## Try it
Copy all the entries word for word, but omit the pictures.

## Items from an interface collection

──────

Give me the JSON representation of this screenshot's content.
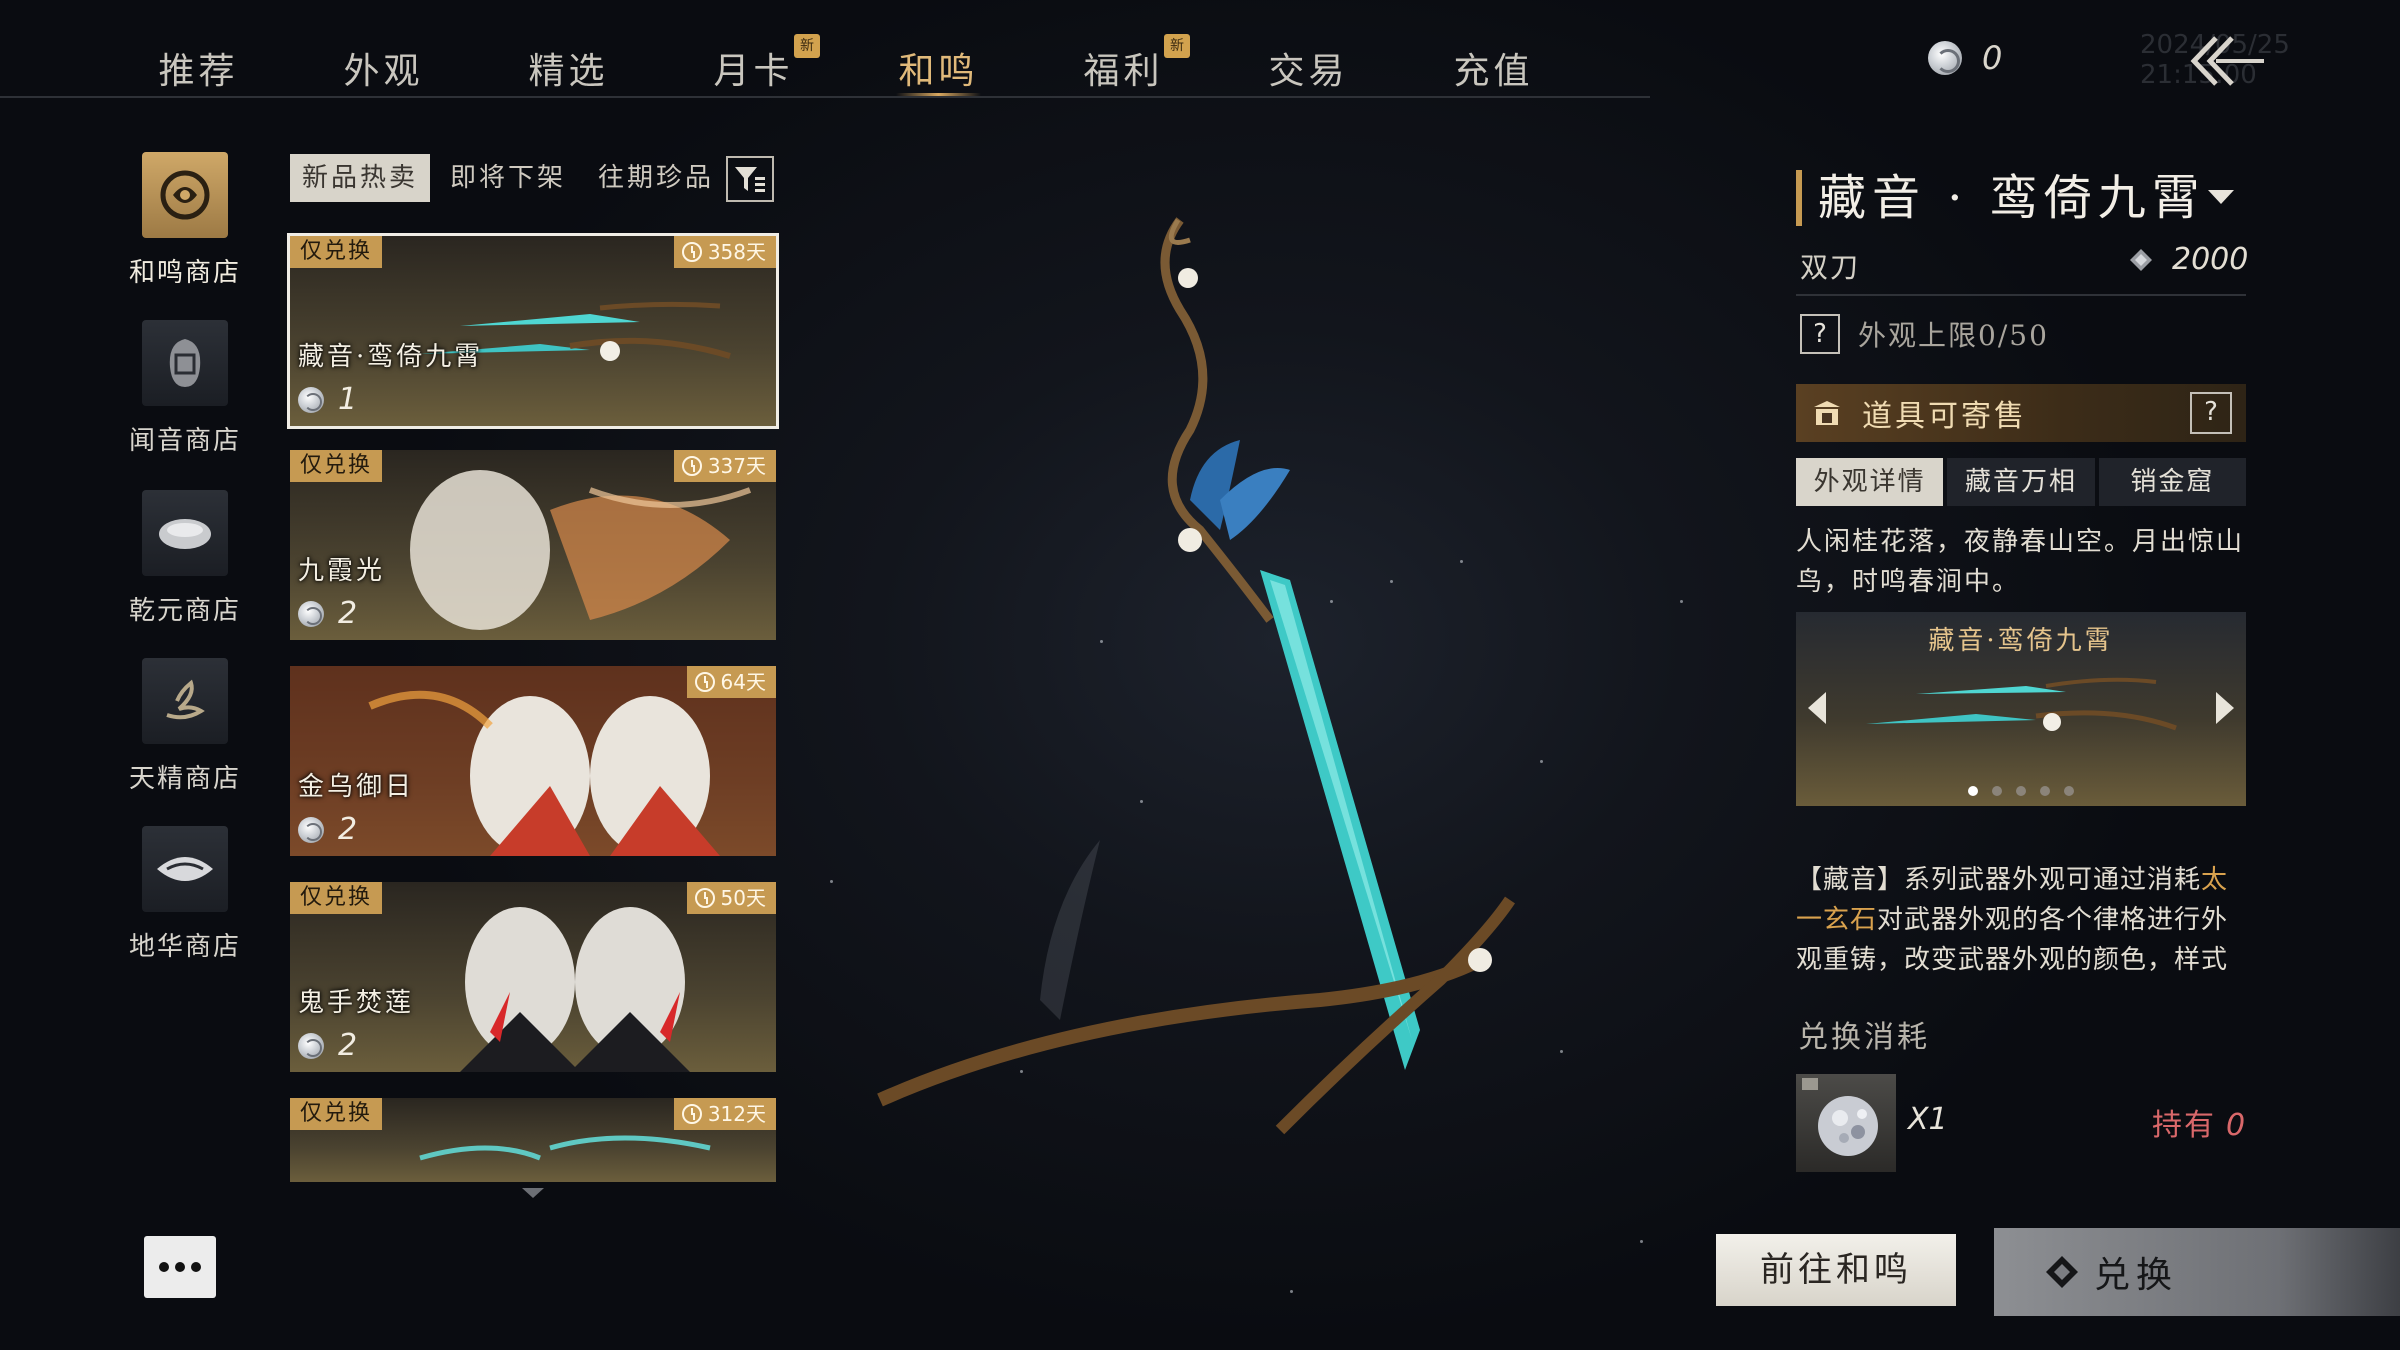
{
  "nav": {
    "tabs": [
      {
        "label": "推荐",
        "badge": ""
      },
      {
        "label": "外观",
        "badge": ""
      },
      {
        "label": "精选",
        "badge": ""
      },
      {
        "label": "月卡",
        "badge": "新"
      },
      {
        "label": "和鸣",
        "badge": ""
      },
      {
        "label": "福利",
        "badge": "新"
      },
      {
        "label": "交易",
        "badge": ""
      },
      {
        "label": "充值",
        "badge": ""
      }
    ],
    "active_tab": "和鸣",
    "currency": "0",
    "timestamp_watermark": "2024/05/25 21:15:00"
  },
  "sidebar": {
    "shops": [
      {
        "label": "和鸣商店",
        "icon": "hemin-shop-icon",
        "active": true
      },
      {
        "label": "闻音商店",
        "icon": "wenyin-shop-icon",
        "active": false
      },
      {
        "label": "乾元商店",
        "icon": "qianyuan-shop-icon",
        "active": false
      },
      {
        "label": "天精商店",
        "icon": "tianjing-shop-icon",
        "active": false
      },
      {
        "label": "地华商店",
        "icon": "dihua-shop-icon",
        "active": false
      }
    ]
  },
  "sub_tabs": [
    {
      "label": "新品热卖",
      "active": true
    },
    {
      "label": "即将下架",
      "active": false
    },
    {
      "label": "往期珍品",
      "active": false
    }
  ],
  "items": [
    {
      "name": "藏音·鸾倚九霄",
      "tag": "仅兑换",
      "days": "358天",
      "price": "1",
      "selected": true
    },
    {
      "name": "九霞光",
      "tag": "仅兑换",
      "days": "337天",
      "price": "2",
      "selected": false
    },
    {
      "name": "金乌御日",
      "tag": "",
      "days": "64天",
      "price": "2",
      "selected": false
    },
    {
      "name": "鬼手焚莲",
      "tag": "仅兑换",
      "days": "50天",
      "price": "2",
      "selected": false
    },
    {
      "name": "",
      "tag": "仅兑换",
      "days": "312天",
      "price": "",
      "selected": false
    }
  ],
  "detail": {
    "title": "藏音 · 鸾倚九霄",
    "weapon_type": "双刀",
    "price": "2000",
    "appearance_limit": "外观上限0/50",
    "tradeable": "道具可寄售",
    "tabs": [
      {
        "label": "外观详情",
        "active": true
      },
      {
        "label": "藏音万相",
        "active": false
      },
      {
        "label": "销金窟",
        "active": false
      }
    ],
    "flavor": "人闲桂花落，夜静春山空。月出惊山鸟，时鸣春涧中。",
    "preview_title": "藏音·鸾倚九霄",
    "preview_page_count": 5,
    "preview_page_current": 1,
    "description_parts": {
      "pre": "【藏音】系列武器外观可通过消耗",
      "highlight": "太一玄石",
      "post": "对武器外观的各个律格进行外观重铸，改变武器外观的颜色，样式"
    },
    "cost_label": "兑换消耗",
    "cost_qty": "X1",
    "owned_label": "持有",
    "owned_value": "0"
  },
  "buttons": {
    "goto": "前往和鸣",
    "exchange": "兑换"
  },
  "colors": {
    "accent_gold": "#c69a52",
    "active_tab": "#e0b97a",
    "warning_red": "#d9686a",
    "highlight_text": "#d9a24e"
  }
}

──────

## Written response
Give me the JSON representation of this screenshot's content.
{
  "nav": {
    "tabs": [
      {
        "label": "推荐",
        "badge": ""
      },
      {
        "label": "外观",
        "badge": ""
      },
      {
        "label": "精选",
        "badge": ""
      },
      {
        "label": "月卡",
        "badge": "新"
      },
      {
        "label": "和鸣",
        "badge": ""
      },
      {
        "label": "福利",
        "badge": "新"
      },
      {
        "label": "交易",
        "badge": ""
      },
      {
        "label": "充值",
        "badge": ""
      }
    ],
    "active_tab": "和鸣",
    "currency": "0",
    "timestamp_watermark": "2024/05/25 21:15:00"
  },
  "sidebar": {
    "shops": [
      {
        "label": "和鸣商店",
        "icon": "hemin-shop-icon",
        "active": true
      },
      {
        "label": "闻音商店",
        "icon": "wenyin-shop-icon",
        "active": false
      },
      {
        "label": "乾元商店",
        "icon": "qianyuan-shop-icon",
        "active": false
      },
      {
        "label": "天精商店",
        "icon": "tianjing-shop-icon",
        "active": false
      },
      {
        "label": "地华商店",
        "icon": "dihua-shop-icon",
        "active": false
      }
    ]
  },
  "sub_tabs": [
    {
      "label": "新品热卖",
      "active": true
    },
    {
      "label": "即将下架",
      "active": false
    },
    {
      "label": "往期珍品",
      "active": false
    }
  ],
  "items": [
    {
      "name": "藏音·鸾倚九霄",
      "tag": "仅兑换",
      "days": "358天",
      "price": "1",
      "selected": true
    },
    {
      "name": "九霞光",
      "tag": "仅兑换",
      "days": "337天",
      "price": "2",
      "selected": false
    },
    {
      "name": "金乌御日",
      "tag": "",
      "days": "64天",
      "price": "2",
      "selected": false
    },
    {
      "name": "鬼手焚莲",
      "tag": "仅兑换",
      "days": "50天",
      "price": "2",
      "selected": false
    },
    {
      "name": "",
      "tag": "仅兑换",
      "days": "312天",
      "price": "",
      "selected": false
    }
  ],
  "detail": {
    "title": "藏音 · 鸾倚九霄",
    "weapon_type": "双刀",
    "price": "2000",
    "appearance_limit": "外观上限0/50",
    "tradeable": "道具可寄售",
    "tabs": [
      {
        "label": "外观详情",
        "active": true
      },
      {
        "label": "藏音万相",
        "active": false
      },
      {
        "label": "销金窟",
        "active": false
      }
    ],
    "flavor": "人闲桂花落，夜静春山空。月出惊山鸟，时鸣春涧中。",
    "preview_title": "藏音·鸾倚九霄",
    "preview_page_count": 5,
    "preview_page_current": 1,
    "description_parts": {
      "pre": "【藏音】系列武器外观可通过消耗",
      "highlight": "太一玄石",
      "post": "对武器外观的各个律格进行外观重铸，改变武器外观的颜色，样式"
    },
    "cost_label": "兑换消耗",
    "cost_qty": "X1",
    "owned_label": "持有",
    "owned_value": "0"
  },
  "buttons": {
    "goto": "前往和鸣",
    "exchange": "兑换"
  },
  "colors": {
    "accent_gold": "#c69a52",
    "active_tab": "#e0b97a",
    "warning_red": "#d9686a",
    "highlight_text": "#d9a24e"
  }
}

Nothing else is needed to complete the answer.